- Telehealth giant Teladoc Health is expanding its physician-based care product for employers to weight management and prediabetes, as interest explodes in drugs meant for diabetes control that are being more frequently prescribed for weight loss, resulting in nationwide shortages.
- The medications, called GLP-1 drugs, include Novo Nordisk’s Ozempic, which has been at the center of a national conversation about health, weight loss and medication access as more people, especially celebrities, use the drug to lose weight.
- The provider-based program, which includes access to a Teladoc-employed doctor for a personalized care plan, along with daily coaching with digital tools, will become available for diabetes prevention and weight management in the third quarter, the company told Healthcare Dive.
Teladoc’s provider-based care program is designed to help members lose weight and avoid developing diabetes by using medications, including GLP-1 agonists, along with other Teladoc tools to address the full range of cardiometabolic health risk factors, the company said. Other tools include nutrition logging and coaching, activity tracking and sleep management.

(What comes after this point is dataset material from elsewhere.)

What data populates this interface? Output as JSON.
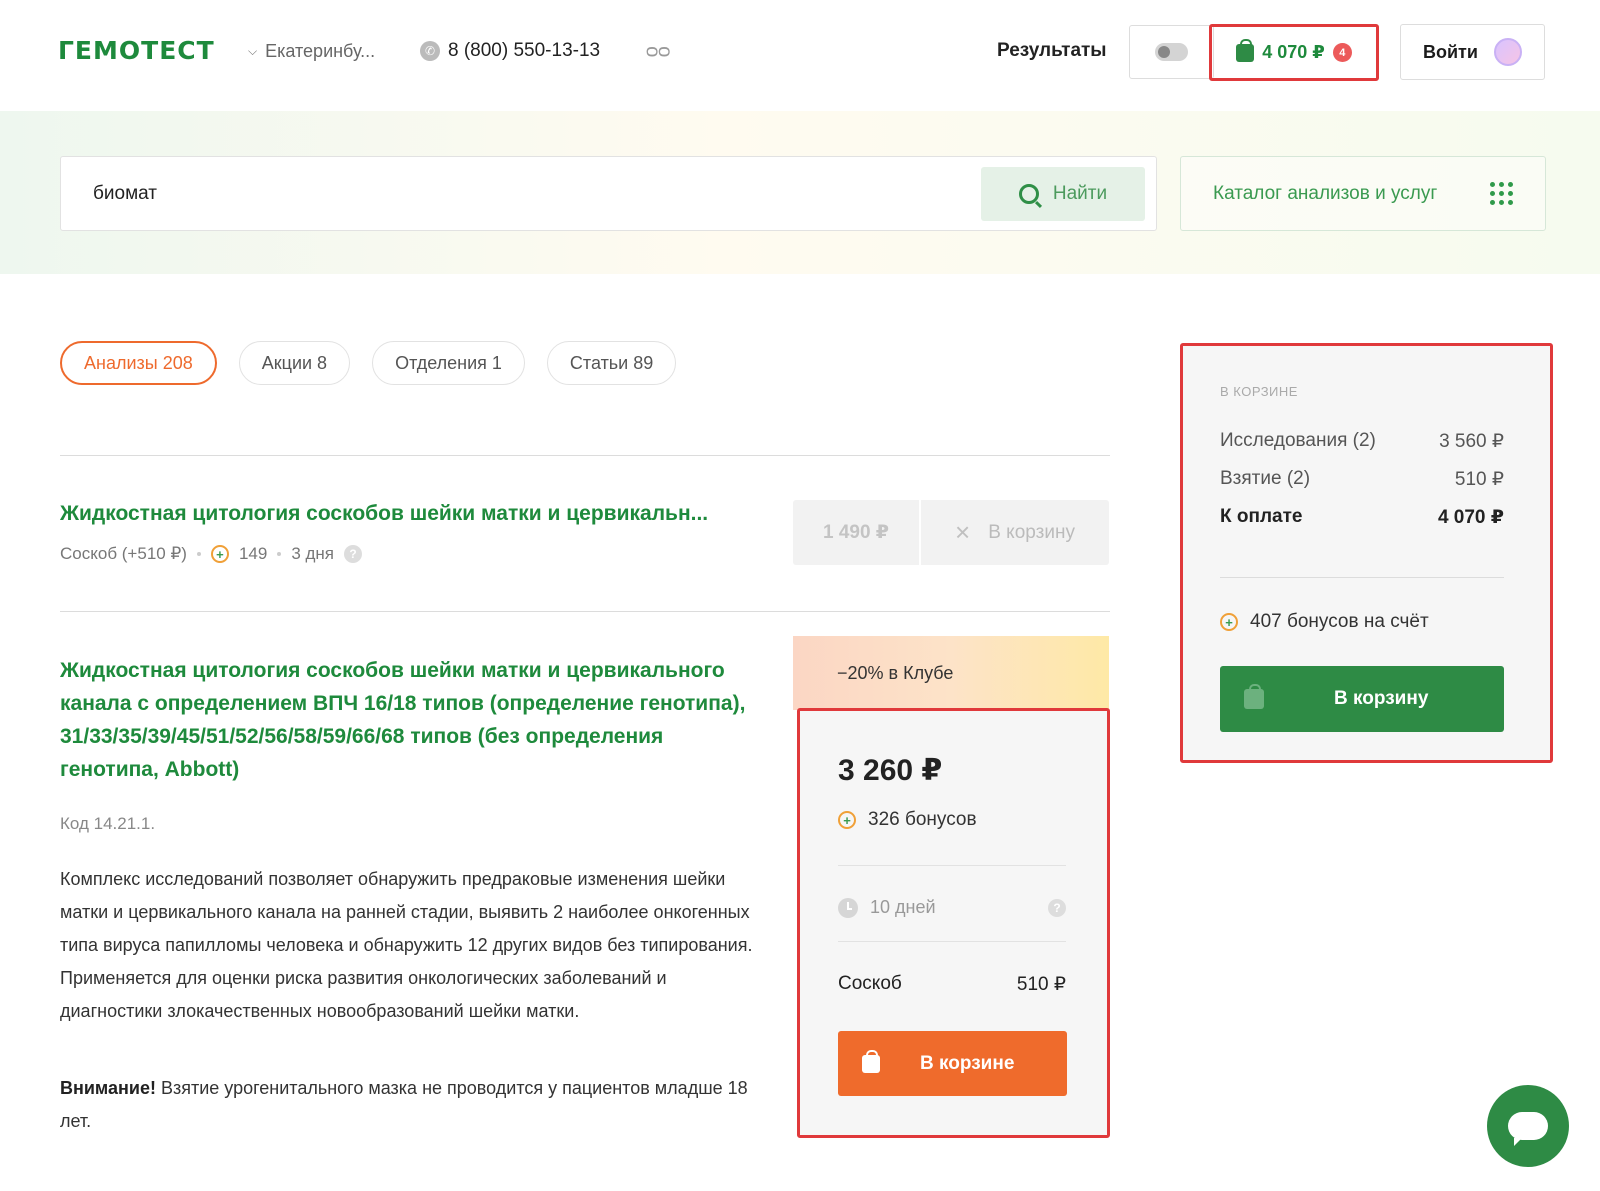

Depending on a patient’s needs, members can receive a combination of care including a continuous glucose monitor, lab work and a drug prescription through a series of visits with a Teladoc physician, according to the company.
The care program is already available for diabetes and hypertension. Teladoc cited the growing prevalence of obesity in the U.S. as its motivation to expand the program to weight management and prediabetes, along with the rising popularity of GLP-1 therapies.

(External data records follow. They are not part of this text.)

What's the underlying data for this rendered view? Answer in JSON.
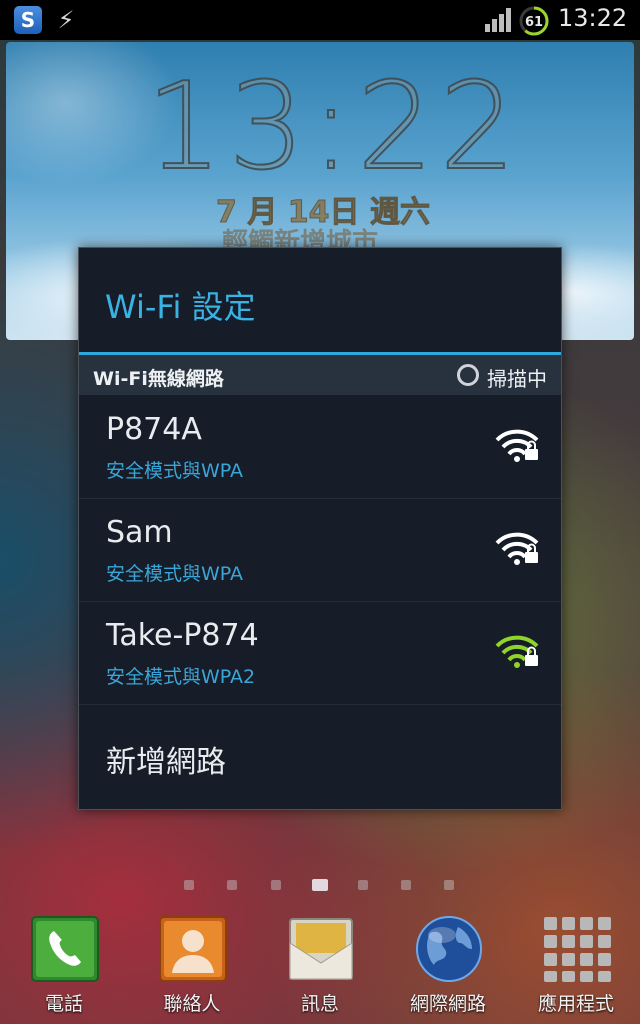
{
  "status_bar": {
    "app_icons": [
      "s-app-icon",
      "sync-icon"
    ],
    "battery_level": "61",
    "time": "13:22"
  },
  "clock_widget": {
    "time": "13:22",
    "date": "7 月 14日 週六",
    "city_hint": "輕觸新增城市"
  },
  "wifi_dialog": {
    "title": "Wi-Fi 設定",
    "section_label": "Wi-Fi無線網路",
    "scan_status": "掃描中",
    "networks": [
      {
        "name": "P874A",
        "security": "安全模式與WPA",
        "signal_color": "#ffffff",
        "locked": true
      },
      {
        "name": "Sam",
        "security": "安全模式與WPA",
        "signal_color": "#ffffff",
        "locked": true
      },
      {
        "name": "Take-P874",
        "security": "安全模式與WPA2",
        "signal_color": "#8fd42a",
        "locked": true
      }
    ],
    "add_network_label": "新增網路"
  },
  "home_pages": {
    "count": 7,
    "current": 4
  },
  "dock": [
    {
      "label": "電話",
      "icon": "phone-icon"
    },
    {
      "label": "聯絡人",
      "icon": "contacts-icon"
    },
    {
      "label": "訊息",
      "icon": "messages-icon"
    },
    {
      "label": "網際網路",
      "icon": "globe-icon"
    },
    {
      "label": "應用程式",
      "icon": "apps-grid-icon"
    }
  ],
  "colors": {
    "accent": "#39b3e4",
    "dialog_bg": "#161c28",
    "section_bg": "#28323f"
  }
}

GLP-1 drugs have been available to treat diabetes for years, but have made headlines recently for purported weight loss benefits. As more people have rushed to procure the drugs to shed pounds, many patients with diabetes have struggled to access the medication, especially as prescriptions became more widely available online.
A handful of digital health companies, including Ro and Sequence — a telehealth platform recently acquired by WeightWatchers — advertise quick and easy access to the drugs. Experts say online prescribing, where telehealth companies might not have access to a patient’s full history or rigorous intake requirements, could result in fragmented care or misuse.
Teladoc said it applies evidence-based guidelines to prescribe GLP-1s only when clinically appropriate.
“There is no doubt that GLP-1s can be a critical tool in the management of cardiometabolic disease, particularly weight management, but they work best as an addition to altering long-term habits that address nutrition, activity, sleep and stress management,” a Teladoc spokesperson said.
Teladoc declined to shares sales numbers for the provider-based care program, but said early interest from employers was strong.